Countertops: The Good, The Bad and The Uncommon
By Tiffany Smolick
Kitchen countertops have the awesome, yet stressful, job of being both design savvy and practical.
Today we explore the buffet of countertops available, and some pros and cons associated with them. We’ll also list a few materials some have used that are uncommon and virtually unknown to many.
They’re the countertops of our hippy ancestors, laminate counter tops have been a popular, affordable option for decades. They’ve come a long way in terms of design options and durability. Today, you can even find laminate countertops that mimic high-end surfaces such as stone or marble.
THE GOOD: They’re low maintenance, available in many styles and can be found virtually anywhere; they’re one of the most affordable options.
THE BAD: They’re prone to scratching, burns and in some cases, staining. Also, with wear and exposure to moisture, the layers can peel.
With tile countertops, you can save money without sacrificing style. They’re available in many patterns, styles and colors which makes this option fun for the Picasso’s among us.
THE GOOD: modular and inexpensive, tiles offers nearly limitless options for design.
THE BAD: unsealed grout can stain; standing moisture can damage it and contribute to bacterial growth (ick). Tiles can possibly crack or chip if anything really heavy is dropped on them.
Solid Surface Countertop
With a solid surface, you can have a curvy countertop or one with traditional edges. You can have a gray countertop or tomato red. The design options are endless. Primarily made from acrylic and polyester, solid surfacing is made by a host of manufacturers and has enjoyed steady popularity over the years.
THE GOOD: solid surfacing is nonporous, it’s virtually maintenance free. No sealing or special cleaning required. Any scratches or burns can be easily sanded out.
THE BAD: It can scratch – so careful with the sharp knives; also, it doesn’t stand up too well against hot pans and might burn.
Engineered Stone Countertop
Resilient and aesthetically pleasing, engineered stone – or engineered quartz – is a good compromise between the beauty of stone and the easy care of solid surface.
THE GOOD: Like solid surface, this material is virtually maintenance free. It can be created to very closely resemble stone countertops, and it’s just as durable; Resists heat and scratches.
THE BAD: There aren’t many cons to this material other than maybe the price. You’ll likely pay almost as much as you would for a natural stone.
The king of all countertops, this natural stone is beautiful, unique and durable. Each piece is one of a kind.

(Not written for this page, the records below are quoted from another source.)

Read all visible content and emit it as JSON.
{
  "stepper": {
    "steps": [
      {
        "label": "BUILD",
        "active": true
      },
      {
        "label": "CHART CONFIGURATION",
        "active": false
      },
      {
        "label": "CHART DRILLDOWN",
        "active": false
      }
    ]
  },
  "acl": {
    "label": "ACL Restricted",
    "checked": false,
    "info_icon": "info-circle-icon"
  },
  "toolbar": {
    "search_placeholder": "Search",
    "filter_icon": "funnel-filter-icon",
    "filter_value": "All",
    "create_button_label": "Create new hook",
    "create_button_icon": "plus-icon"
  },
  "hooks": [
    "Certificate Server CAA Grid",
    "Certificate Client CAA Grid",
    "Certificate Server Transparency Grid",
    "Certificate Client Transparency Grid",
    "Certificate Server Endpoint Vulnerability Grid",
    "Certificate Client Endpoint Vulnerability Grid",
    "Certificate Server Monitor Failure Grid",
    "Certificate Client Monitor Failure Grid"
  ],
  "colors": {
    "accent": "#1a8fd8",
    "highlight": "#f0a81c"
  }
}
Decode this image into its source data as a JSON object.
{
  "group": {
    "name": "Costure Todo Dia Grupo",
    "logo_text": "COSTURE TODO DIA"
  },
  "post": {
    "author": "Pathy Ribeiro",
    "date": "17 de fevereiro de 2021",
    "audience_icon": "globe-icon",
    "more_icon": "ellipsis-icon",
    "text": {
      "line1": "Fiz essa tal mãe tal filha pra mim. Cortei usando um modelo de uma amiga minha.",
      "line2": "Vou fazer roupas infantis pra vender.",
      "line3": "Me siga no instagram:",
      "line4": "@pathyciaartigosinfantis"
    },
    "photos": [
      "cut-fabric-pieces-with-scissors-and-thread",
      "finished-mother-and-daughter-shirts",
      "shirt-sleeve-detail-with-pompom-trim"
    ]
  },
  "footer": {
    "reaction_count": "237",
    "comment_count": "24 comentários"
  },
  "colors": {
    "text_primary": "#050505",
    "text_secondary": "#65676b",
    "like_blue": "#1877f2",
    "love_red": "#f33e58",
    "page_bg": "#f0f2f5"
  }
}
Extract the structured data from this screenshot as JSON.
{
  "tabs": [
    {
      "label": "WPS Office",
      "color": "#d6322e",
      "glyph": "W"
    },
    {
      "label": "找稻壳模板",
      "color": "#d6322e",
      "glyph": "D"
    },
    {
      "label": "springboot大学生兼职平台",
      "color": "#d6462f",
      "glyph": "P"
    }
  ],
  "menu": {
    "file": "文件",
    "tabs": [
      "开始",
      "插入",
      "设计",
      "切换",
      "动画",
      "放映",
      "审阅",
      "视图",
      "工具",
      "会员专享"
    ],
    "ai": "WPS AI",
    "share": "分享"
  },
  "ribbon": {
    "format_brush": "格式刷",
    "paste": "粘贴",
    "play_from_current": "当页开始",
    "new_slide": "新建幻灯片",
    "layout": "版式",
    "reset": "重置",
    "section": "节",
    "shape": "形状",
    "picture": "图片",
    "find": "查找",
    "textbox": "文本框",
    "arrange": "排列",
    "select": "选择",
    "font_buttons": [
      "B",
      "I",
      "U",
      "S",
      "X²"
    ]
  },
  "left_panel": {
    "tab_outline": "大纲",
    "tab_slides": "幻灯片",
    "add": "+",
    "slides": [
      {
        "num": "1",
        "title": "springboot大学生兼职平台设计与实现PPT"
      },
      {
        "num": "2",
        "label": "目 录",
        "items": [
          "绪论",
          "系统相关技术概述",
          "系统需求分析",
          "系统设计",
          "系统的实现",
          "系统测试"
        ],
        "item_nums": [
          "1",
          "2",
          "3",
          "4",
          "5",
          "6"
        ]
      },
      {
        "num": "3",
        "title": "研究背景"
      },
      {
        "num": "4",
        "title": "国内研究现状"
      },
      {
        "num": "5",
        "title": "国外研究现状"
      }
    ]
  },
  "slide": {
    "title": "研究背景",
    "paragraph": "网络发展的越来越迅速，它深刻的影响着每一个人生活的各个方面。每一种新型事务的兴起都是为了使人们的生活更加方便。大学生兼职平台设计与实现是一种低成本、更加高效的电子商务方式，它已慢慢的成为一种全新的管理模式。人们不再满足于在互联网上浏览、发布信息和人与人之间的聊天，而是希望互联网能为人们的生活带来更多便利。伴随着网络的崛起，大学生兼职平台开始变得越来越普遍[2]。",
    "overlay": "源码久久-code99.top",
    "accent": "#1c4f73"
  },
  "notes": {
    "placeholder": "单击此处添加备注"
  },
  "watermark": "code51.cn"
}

THE GOOD: Durable beyond belief; natural; each piece is a one of a kind.
THE BAD: Like most stone, granite must be sealed every so often to avoid stains. And its heaviness means very sturdy cabinet boxes or stands to support the weight; It can be very pricey.
Is there anything more breathtaking than the look and elegance of marble countertop? Luminescent and with its distinctive veining, it’s an ultra-traditional choice.
THE GOOD: Stands up well to heat; Smooth and remains cool, year round — making this a traditional choice for pastry and baking stations.
THE BAD: Marble is as fragile as it is beautiful and is very sensitive to stains — even with sealing; also, it’s among the most expensive out there in terms of purchase and maintenance.
For those of you out there who want their countertop to stand out and are looking for more unique, rare options, we present the following:
Glass is almost always used for its attractive and modern appearance.
THE GOOD: Non-porous, resistant to heat and moisture, very easy to clean
THE BAD: Not as durable as other countertops; high chance of glass getting scratched or chipped and repair is not possible — the entire piece will have to be replaced making this one option among the most nerve-wracking
Paper Composite Countertop
Yes. Paper. The mix of paper fibers and resin, makes this surface a great, albeit, expensive, option for the more eco-conscious among us.
THE GOOD: It’s durable and can withstand heat and water pretty well.
THE BAD: The material isn’t scratch proof and can be susceptible to chemical damage. Super pricey since it’s not ultimately all that popular, and it can be hard to find and install.
For the awesome industrial look, concrete countertop is a beautiful and easy to customize option.
THE GOOD: Heat-resistant; very durable if sealed; shapes, edge details and texture can be fully customized since it’s made from a general purpose mortar mix.
THE BAD: Is very porous unless sealed. If not sealed, the material can stain and be susceptible to water, heat damage and bacterial growth; also can be very pricey to purchase, install and maintain.